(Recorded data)
####
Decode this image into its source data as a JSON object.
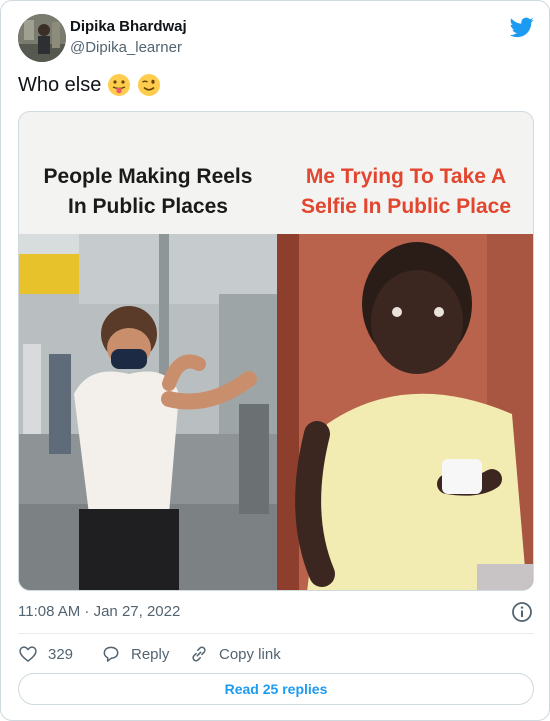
{
  "author": {
    "name": "Dipika Bhardwaj",
    "handle": "@Dipika_learner"
  },
  "tweet": {
    "text": "Who else",
    "emojis": [
      "tongue-out-emoji",
      "winking-emoji"
    ]
  },
  "media": {
    "left_caption": [
      "People Making Reels",
      "In Public Places"
    ],
    "right_caption": [
      "Me Trying To Take A",
      "Selfie In Public Place"
    ],
    "colors": {
      "left_caption": "#1a1a1a",
      "right_caption": "#e2462f"
    }
  },
  "meta": {
    "timestamp": "11:08 AM · Jan 27, 2022"
  },
  "actions": {
    "like_count": "329",
    "reply_label": "Reply",
    "copy_label": "Copy link"
  },
  "read_replies": "Read 25 replies",
  "colors": {
    "accent": "#1d9bf0",
    "secondary_text": "#536471",
    "border": "#cfd9de"
  }
}
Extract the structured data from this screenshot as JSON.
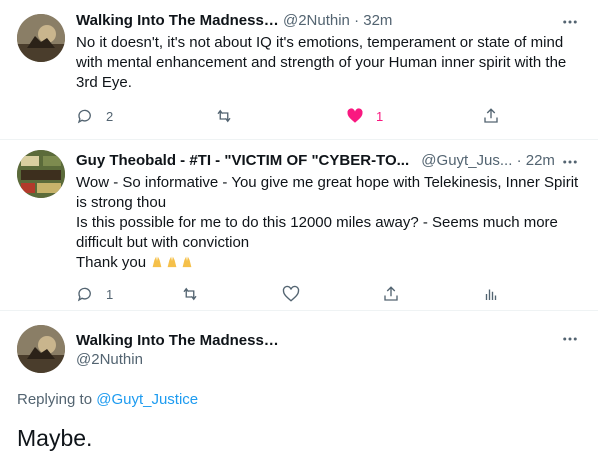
{
  "tweet1": {
    "name": "Walking Into The Madness…",
    "handle": "@2Nuthin",
    "dot": "·",
    "time": "32m",
    "text": "No it doesn't, it's not about IQ it's emotions, temperament or state of mind with mental enhancement and strength of your Human inner spirit with the 3rd Eye.",
    "reply_count": "2",
    "like_count": "1"
  },
  "tweet2": {
    "name": "Guy Theobald - #TI - \"VICTIM OF \"CYBER-TO...",
    "handle": "@Guyt_Jus...",
    "dot": "·",
    "time": "22m",
    "line1": "Wow - So informative - You give me great hope with Telekinesis, Inner Spirit is strong thou",
    "line2": "Is this possible for me to do this 12000 miles away? - Seems much more difficult but with conviction",
    "line3": "Thank you",
    "reply_count": "1"
  },
  "main": {
    "name": "Walking Into The Madness…",
    "handle": "@2Nuthin",
    "replying_prefix": "Replying to",
    "replying_handle": "@Guyt_Justice",
    "text": "Maybe."
  },
  "colors": {
    "text": "#0f1419",
    "secondary": "#536471",
    "link": "#1d9bf0",
    "like": "#f91880"
  }
}
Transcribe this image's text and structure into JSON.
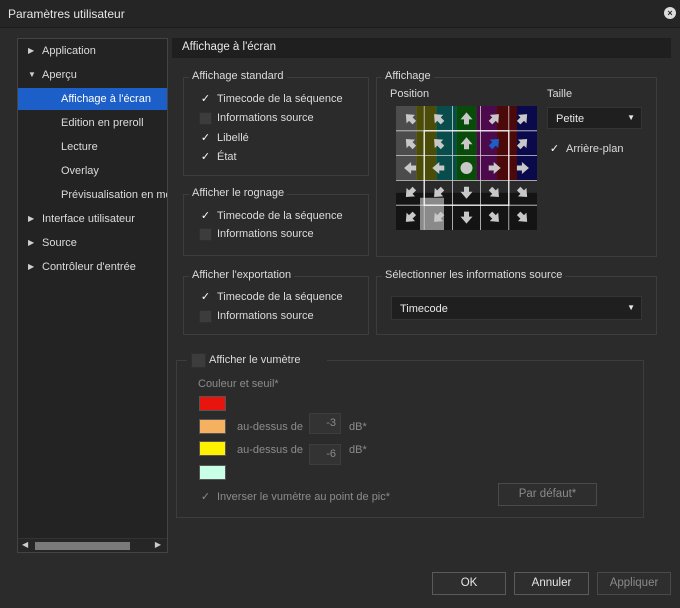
{
  "window": {
    "title": "Paramètres utilisateur"
  },
  "tree": {
    "items": [
      {
        "label": "Application",
        "expander": "▶",
        "level": 0,
        "selected": false
      },
      {
        "label": "Aperçu",
        "expander": "▼",
        "level": 0,
        "selected": false
      },
      {
        "label": "Affichage à l'écran",
        "expander": "",
        "level": 1,
        "selected": true
      },
      {
        "label": "Edition en preroll",
        "expander": "",
        "level": 1,
        "selected": false
      },
      {
        "label": "Lecture",
        "expander": "",
        "level": 1,
        "selected": false
      },
      {
        "label": "Overlay",
        "expander": "",
        "level": 1,
        "selected": false
      },
      {
        "label": "Prévisualisation en mo",
        "expander": "",
        "level": 1,
        "selected": false
      },
      {
        "label": "Interface utilisateur",
        "expander": "▶",
        "level": 0,
        "selected": false
      },
      {
        "label": "Source",
        "expander": "▶",
        "level": 0,
        "selected": false
      },
      {
        "label": "Contrôleur d'entrée",
        "expander": "▶",
        "level": 0,
        "selected": false
      }
    ],
    "scroll_left": "◀",
    "scroll_right": "▶"
  },
  "panel": {
    "title": "Affichage à l'écran"
  },
  "affichage_standard": {
    "label": "Affichage standard",
    "options": [
      {
        "label": "Timecode de la séquence",
        "checked": true
      },
      {
        "label": "Informations source",
        "checked": false
      },
      {
        "label": "Libellé",
        "checked": true
      },
      {
        "label": "État",
        "checked": true
      }
    ]
  },
  "afficher_rognage": {
    "label": "Afficher le rognage",
    "options": [
      {
        "label": "Timecode de la séquence",
        "checked": true
      },
      {
        "label": "Informations source",
        "checked": false
      }
    ]
  },
  "afficher_exportation": {
    "label": "Afficher l'exportation",
    "options": [
      {
        "label": "Timecode de la séquence",
        "checked": true
      },
      {
        "label": "Informations source",
        "checked": false
      }
    ]
  },
  "affichage": {
    "label": "Affichage",
    "position_label": "Position",
    "taille_label": "Taille",
    "taille_value": "Petite",
    "arriere_plan_label": "Arrière-plan",
    "arriere_plan_checked": true,
    "selected_cell": "top-right",
    "bar_colors": [
      "#7a7a7a",
      "#7a7a00",
      "#007a7a",
      "#007a00",
      "#7a007a",
      "#7a0000",
      "#00007a"
    ]
  },
  "source_info": {
    "label": "Sélectionner les informations source",
    "value": "Timecode"
  },
  "vumetre": {
    "label": "Afficher le vumètre",
    "checked": false,
    "color_label": "Couleur et seuil*",
    "colors": [
      "#e8140e",
      "#f5b060",
      "#fff200",
      "#c8ffe6"
    ],
    "above_label": "au-dessus de",
    "threshold1": "-3",
    "threshold2": "-6",
    "unit": "dB*",
    "invert_label": "Inverser le vumètre au point de pic*",
    "invert_checked": true,
    "default_button": "Par défaut*"
  },
  "buttons": {
    "ok": "OK",
    "cancel": "Annuler",
    "apply": "Appliquer"
  },
  "check_glyph": "✓",
  "close_glyph": "×",
  "combo_caret": "▼"
}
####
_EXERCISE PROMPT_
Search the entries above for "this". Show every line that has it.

_RESPONSE BELOW_
Decode this image into its source data as a JSON object.
Extract the structured data from this screenshot as JSON.
    "line2": "Is this possible for me to do this 12000 miles away? - Seems much more difficult but with conviction",
Transcribe this image's text and structure into JSON.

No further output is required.